Full Throttle Remastered is a really, really excellent remaster particularly because I was temporarily confused as to what had changed: After settling in, after the initial impression it was easy to lose track of the fact this game wasn’t just the way the earlier game looked, but so good at looking like a better version that it was starting to replace my memories.
That’s not to say that the remaster is a totally perfect exercise. The game stilly only has its own basic controls, which means the combat system, for all that it’s something of a fun idea, just kind of sucks. Like, the idea of it is cool! You can move your mouse side to side, and it moves the bike side to side; touch the sides, you lose your bike, and you can select a variety of weapons, then make timing-based attacks on enemies.
Problem is, it’s unresponsive, and that’s annoying. Also the puzzle is somewhat simplistic – the clues for that puzzle aren’t really very readable either!
Also, it would be amiss to mention that I didn’t find some way to brick the game – but, the game was kind enough to have an autosave that I was able to flick back to. See, developers, good autosave systems make other problems less of a problem.

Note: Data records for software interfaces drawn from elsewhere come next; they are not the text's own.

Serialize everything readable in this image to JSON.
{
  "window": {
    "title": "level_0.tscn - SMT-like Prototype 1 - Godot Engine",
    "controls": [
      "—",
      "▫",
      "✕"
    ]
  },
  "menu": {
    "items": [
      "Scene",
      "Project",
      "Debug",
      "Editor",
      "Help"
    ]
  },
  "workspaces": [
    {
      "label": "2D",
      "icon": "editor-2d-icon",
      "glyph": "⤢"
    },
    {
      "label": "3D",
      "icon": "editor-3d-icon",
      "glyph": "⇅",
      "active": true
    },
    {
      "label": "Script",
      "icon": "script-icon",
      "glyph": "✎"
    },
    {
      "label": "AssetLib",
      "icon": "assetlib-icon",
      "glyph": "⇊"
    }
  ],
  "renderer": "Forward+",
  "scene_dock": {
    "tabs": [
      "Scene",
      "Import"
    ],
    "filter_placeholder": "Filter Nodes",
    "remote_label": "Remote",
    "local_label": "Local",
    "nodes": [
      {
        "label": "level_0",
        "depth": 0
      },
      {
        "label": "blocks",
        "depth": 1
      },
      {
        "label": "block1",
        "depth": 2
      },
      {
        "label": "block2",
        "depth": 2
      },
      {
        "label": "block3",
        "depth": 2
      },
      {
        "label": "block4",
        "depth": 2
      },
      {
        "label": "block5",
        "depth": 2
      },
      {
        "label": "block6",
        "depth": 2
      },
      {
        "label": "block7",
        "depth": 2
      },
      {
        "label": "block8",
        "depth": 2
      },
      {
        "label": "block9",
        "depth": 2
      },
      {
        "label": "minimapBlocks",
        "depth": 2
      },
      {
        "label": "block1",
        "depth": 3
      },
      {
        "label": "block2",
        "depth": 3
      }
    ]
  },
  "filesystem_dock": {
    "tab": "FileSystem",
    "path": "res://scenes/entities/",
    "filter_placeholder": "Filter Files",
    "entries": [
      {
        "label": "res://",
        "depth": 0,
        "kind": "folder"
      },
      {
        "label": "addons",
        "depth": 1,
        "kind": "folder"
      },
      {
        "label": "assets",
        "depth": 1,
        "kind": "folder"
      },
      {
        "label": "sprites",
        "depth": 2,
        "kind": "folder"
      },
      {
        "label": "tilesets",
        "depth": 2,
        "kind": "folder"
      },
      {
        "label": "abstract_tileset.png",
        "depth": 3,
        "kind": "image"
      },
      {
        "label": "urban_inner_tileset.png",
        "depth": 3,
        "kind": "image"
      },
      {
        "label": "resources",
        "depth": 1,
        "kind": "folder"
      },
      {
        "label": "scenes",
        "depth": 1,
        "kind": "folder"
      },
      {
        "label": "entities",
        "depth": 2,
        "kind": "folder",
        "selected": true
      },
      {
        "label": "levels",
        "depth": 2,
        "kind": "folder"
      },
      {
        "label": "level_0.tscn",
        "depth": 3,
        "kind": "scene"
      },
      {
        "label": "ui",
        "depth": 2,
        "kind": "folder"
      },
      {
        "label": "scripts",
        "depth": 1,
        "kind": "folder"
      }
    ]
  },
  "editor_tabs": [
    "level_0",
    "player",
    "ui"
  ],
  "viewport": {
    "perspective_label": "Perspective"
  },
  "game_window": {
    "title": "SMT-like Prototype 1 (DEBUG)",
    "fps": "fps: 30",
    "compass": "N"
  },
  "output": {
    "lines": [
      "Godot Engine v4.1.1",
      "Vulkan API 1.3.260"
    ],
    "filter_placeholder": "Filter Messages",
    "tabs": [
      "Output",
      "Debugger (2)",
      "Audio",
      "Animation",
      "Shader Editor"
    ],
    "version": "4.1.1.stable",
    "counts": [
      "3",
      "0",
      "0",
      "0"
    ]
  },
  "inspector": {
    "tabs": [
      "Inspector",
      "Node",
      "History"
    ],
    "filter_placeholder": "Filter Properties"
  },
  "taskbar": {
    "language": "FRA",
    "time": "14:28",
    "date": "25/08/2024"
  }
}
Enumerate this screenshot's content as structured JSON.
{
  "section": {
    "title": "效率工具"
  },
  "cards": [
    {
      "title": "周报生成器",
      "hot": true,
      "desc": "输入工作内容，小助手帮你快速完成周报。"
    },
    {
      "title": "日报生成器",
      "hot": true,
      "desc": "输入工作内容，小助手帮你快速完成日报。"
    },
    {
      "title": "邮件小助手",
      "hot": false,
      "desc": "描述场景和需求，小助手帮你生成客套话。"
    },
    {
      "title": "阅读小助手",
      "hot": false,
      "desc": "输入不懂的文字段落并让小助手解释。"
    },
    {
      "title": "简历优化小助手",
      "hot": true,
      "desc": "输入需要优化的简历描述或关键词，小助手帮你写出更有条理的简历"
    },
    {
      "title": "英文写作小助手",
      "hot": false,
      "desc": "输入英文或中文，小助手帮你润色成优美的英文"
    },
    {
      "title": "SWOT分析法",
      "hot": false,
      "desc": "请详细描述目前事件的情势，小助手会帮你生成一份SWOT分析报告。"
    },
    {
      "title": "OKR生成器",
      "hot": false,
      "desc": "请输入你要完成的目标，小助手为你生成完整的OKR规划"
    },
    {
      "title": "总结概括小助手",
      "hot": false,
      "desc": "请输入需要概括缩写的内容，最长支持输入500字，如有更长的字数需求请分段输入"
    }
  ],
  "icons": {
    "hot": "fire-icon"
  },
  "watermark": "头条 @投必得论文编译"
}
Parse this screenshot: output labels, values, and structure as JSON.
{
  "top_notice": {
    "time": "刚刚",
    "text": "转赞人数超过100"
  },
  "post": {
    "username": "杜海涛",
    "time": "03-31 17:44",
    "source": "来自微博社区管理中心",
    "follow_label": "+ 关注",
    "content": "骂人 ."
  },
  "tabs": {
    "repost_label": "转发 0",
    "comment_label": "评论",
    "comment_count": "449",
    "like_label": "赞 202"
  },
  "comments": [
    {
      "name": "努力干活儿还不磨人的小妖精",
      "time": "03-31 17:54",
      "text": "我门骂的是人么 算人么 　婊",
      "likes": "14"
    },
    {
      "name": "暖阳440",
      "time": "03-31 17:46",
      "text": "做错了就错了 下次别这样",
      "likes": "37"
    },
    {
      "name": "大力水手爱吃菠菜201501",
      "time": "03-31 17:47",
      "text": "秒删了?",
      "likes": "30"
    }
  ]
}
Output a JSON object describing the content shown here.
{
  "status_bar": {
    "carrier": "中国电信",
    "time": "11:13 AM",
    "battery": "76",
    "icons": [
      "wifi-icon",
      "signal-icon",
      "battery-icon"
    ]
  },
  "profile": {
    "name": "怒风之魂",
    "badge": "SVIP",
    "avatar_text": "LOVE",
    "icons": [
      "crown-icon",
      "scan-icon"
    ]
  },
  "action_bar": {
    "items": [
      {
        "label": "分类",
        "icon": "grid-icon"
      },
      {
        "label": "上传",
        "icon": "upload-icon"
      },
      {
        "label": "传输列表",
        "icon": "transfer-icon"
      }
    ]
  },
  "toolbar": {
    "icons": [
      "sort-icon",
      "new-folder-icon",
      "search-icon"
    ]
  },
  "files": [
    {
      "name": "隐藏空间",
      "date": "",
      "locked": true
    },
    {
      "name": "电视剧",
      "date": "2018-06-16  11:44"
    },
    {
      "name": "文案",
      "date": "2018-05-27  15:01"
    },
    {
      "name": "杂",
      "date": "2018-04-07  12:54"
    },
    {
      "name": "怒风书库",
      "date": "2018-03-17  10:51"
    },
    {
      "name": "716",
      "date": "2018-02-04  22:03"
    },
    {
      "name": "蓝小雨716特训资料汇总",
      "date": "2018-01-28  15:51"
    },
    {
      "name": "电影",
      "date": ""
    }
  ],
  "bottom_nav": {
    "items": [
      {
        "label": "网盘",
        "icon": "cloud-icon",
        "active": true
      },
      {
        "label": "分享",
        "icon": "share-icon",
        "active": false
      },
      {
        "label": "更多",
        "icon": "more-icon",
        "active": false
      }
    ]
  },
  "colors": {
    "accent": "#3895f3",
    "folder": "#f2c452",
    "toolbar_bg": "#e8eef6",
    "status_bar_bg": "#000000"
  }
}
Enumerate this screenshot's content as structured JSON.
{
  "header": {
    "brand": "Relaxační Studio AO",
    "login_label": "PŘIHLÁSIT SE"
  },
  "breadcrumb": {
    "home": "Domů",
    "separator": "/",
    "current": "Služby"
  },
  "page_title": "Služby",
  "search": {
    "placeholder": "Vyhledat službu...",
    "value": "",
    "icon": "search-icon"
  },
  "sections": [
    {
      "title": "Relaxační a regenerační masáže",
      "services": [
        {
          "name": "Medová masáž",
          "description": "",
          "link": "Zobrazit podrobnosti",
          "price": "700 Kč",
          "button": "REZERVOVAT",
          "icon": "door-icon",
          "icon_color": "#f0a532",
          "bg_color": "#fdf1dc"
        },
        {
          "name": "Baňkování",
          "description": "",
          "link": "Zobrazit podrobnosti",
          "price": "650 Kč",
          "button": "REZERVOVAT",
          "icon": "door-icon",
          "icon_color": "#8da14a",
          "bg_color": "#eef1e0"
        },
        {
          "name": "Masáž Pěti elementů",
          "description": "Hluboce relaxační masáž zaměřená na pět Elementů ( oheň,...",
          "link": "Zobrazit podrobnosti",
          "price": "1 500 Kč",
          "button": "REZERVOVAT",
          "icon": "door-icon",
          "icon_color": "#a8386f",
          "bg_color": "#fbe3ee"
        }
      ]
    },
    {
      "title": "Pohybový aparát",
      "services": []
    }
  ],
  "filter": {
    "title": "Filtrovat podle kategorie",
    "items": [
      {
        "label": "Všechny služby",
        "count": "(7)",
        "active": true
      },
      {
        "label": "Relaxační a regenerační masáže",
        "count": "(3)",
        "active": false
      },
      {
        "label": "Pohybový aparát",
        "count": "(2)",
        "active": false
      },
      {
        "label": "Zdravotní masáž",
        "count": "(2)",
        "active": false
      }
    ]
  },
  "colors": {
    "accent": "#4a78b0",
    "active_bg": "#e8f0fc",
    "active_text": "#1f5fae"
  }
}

The music is fine, or rather, the music is completely perfect as to how it was. The sound is great, it even makes the more awkward 3d-rendered objects more robust, more real feeling in the world. Basically we’ve gotten better at integrating cel-shaded 3D objects than the original Full Throttle managed.
The final issue is that Full Throttle: Remastered will last about as much time as it takes to download. This is a game that compares in time best to a pizza. It hasn’t got a lot of replay value unless you’re a hardcore fan of director commentary, for example, and the achievement hunters amongst you aren’t likely to see thousands of options. On the other hand, it’s fifteen dollars, it feels great and if you’re looking for something to knock off a list, it won’t take a lot of your life to enjoy.
Get it if:
- You’ve never tried a point-and-click adventure and you want to avoid some of the more ridiculous puzzle nonsense
- You want something in your library you can knock out and get a fun experience
- You like good voice acting and good handholding tools
Avoid it if:
- You need a lot of time return on your $15
- You’re really into point-and-click adventures and don’t care for something so brisk
- You already have Full Throttle and were hoping they’d fix the arcade bits.